━━ RECORD EXCERPTS

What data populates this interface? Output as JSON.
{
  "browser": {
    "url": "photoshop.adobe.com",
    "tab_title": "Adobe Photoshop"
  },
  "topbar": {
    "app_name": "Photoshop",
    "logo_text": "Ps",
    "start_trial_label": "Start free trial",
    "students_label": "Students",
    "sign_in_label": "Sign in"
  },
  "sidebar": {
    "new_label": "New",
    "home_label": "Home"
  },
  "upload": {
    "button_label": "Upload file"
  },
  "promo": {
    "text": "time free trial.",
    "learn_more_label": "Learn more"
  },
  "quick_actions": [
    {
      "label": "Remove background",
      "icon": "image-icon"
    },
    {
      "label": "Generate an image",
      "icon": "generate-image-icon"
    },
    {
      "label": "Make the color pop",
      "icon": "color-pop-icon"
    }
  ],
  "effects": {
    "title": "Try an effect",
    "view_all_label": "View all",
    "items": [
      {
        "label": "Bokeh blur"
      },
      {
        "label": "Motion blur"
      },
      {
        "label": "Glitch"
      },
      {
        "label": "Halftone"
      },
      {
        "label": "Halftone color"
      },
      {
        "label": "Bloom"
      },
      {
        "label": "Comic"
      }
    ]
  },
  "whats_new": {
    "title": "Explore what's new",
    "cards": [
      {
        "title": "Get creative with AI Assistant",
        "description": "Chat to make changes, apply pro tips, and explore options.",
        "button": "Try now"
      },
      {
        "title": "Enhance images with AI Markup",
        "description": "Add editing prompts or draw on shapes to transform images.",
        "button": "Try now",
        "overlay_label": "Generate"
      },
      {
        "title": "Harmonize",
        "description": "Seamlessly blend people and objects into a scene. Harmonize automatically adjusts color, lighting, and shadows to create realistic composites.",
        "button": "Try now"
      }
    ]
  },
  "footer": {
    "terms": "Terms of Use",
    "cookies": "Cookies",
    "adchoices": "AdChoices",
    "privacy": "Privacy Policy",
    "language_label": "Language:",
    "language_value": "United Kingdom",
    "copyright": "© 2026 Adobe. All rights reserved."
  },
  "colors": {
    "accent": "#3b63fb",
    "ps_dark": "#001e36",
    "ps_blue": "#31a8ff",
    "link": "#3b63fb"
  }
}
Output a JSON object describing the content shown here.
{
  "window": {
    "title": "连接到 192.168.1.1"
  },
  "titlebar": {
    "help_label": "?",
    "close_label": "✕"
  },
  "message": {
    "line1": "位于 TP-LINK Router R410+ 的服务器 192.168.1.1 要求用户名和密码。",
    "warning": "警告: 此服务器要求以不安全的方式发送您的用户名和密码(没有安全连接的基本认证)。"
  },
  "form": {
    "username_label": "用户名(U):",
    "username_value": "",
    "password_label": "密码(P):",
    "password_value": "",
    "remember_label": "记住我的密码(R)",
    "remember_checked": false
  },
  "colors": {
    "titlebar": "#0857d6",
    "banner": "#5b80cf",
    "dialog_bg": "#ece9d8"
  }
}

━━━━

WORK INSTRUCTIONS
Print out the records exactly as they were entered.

EXERCISE SOLUTION
What data populates this interface? Output as JSON.
{
  "browser": {
    "url": "photoshop.adobe.com",
    "tab_title": "Adobe Photoshop"
  },
  "topbar": {
    "app_name": "Photoshop",
    "logo_text": "Ps",
    "start_trial_label": "Start free trial",
    "students_label": "Students",
    "sign_in_label": "Sign in"
  },
  "sidebar": {
    "new_label": "New",
    "home_label": "Home"
  },
  "upload": {
    "button_label": "Upload file"
  },
  "promo": {
    "text": "time free trial.",
    "learn_more_label": "Learn more"
  },
  "quick_actions": [
    {
      "label": "Remove background",
      "icon": "image-icon"
    },
    {
      "label": "Generate an image",
      "icon": "generate-image-icon"
    },
    {
      "label": "Make the color pop",
      "icon": "color-pop-icon"
    }
  ],
  "effects": {
    "title": "Try an effect",
    "view_all_label": "View all",
    "items": [
      {
        "label": "Bokeh blur"
      },
      {
        "label": "Motion blur"
      },
      {
        "label": "Glitch"
      },
      {
        "label": "Halftone"
      },
      {
        "label": "Halftone color"
      },
      {
        "label": "Bloom"
      },
      {
        "label": "Comic"
      }
    ]
  },
  "whats_new": {
    "title": "Explore what's new",
    "cards": [
      {
        "title": "Get creative with AI Assistant",
        "description": "Chat to make changes, apply pro tips, and explore options.",
        "button": "Try now"
      },
      {
        "title": "Enhance images with AI Markup",
        "description": "Add editing prompts or draw on shapes to transform images.",
        "button": "Try now",
        "overlay_label": "Generate"
      },
      {
        "title": "Harmonize",
        "description": "Seamlessly blend people and objects into a scene. Harmonize automatically adjusts color, lighting, and shadows to create realistic composites.",
        "button": "Try now"
      }
    ]
  },
  "footer": {
    "terms": "Terms of Use",
    "cookies": "Cookies",
    "adchoices": "AdChoices",
    "privacy": "Privacy Policy",
    "language_label": "Language:",
    "language_value": "United Kingdom",
    "copyright": "© 2026 Adobe. All rights reserved."
  },
  "colors": {
    "accent": "#3b63fb",
    "ps_dark": "#001e36",
    "ps_blue": "#31a8ff",
    "link": "#3b63fb"
  }
}
Output a JSON object describing the content shown here.
{
  "window": {
    "title": "连接到 192.168.1.1"
  },
  "titlebar": {
    "help_label": "?",
    "close_label": "✕"
  },
  "message": {
    "line1": "位于 TP-LINK Router R410+ 的服务器 192.168.1.1 要求用户名和密码。",
    "warning": "警告: 此服务器要求以不安全的方式发送您的用户名和密码(没有安全连接的基本认证)。"
  },
  "form": {
    "username_label": "用户名(U):",
    "username_value": "",
    "password_label": "密码(P):",
    "password_value": "",
    "remember_label": "记住我的密码(R)",
    "remember_checked": false
  },
  "colors": {
    "titlebar": "#0857d6",
    "banner": "#5b80cf",
    "dialog_bg": "#ece9d8"
  }
}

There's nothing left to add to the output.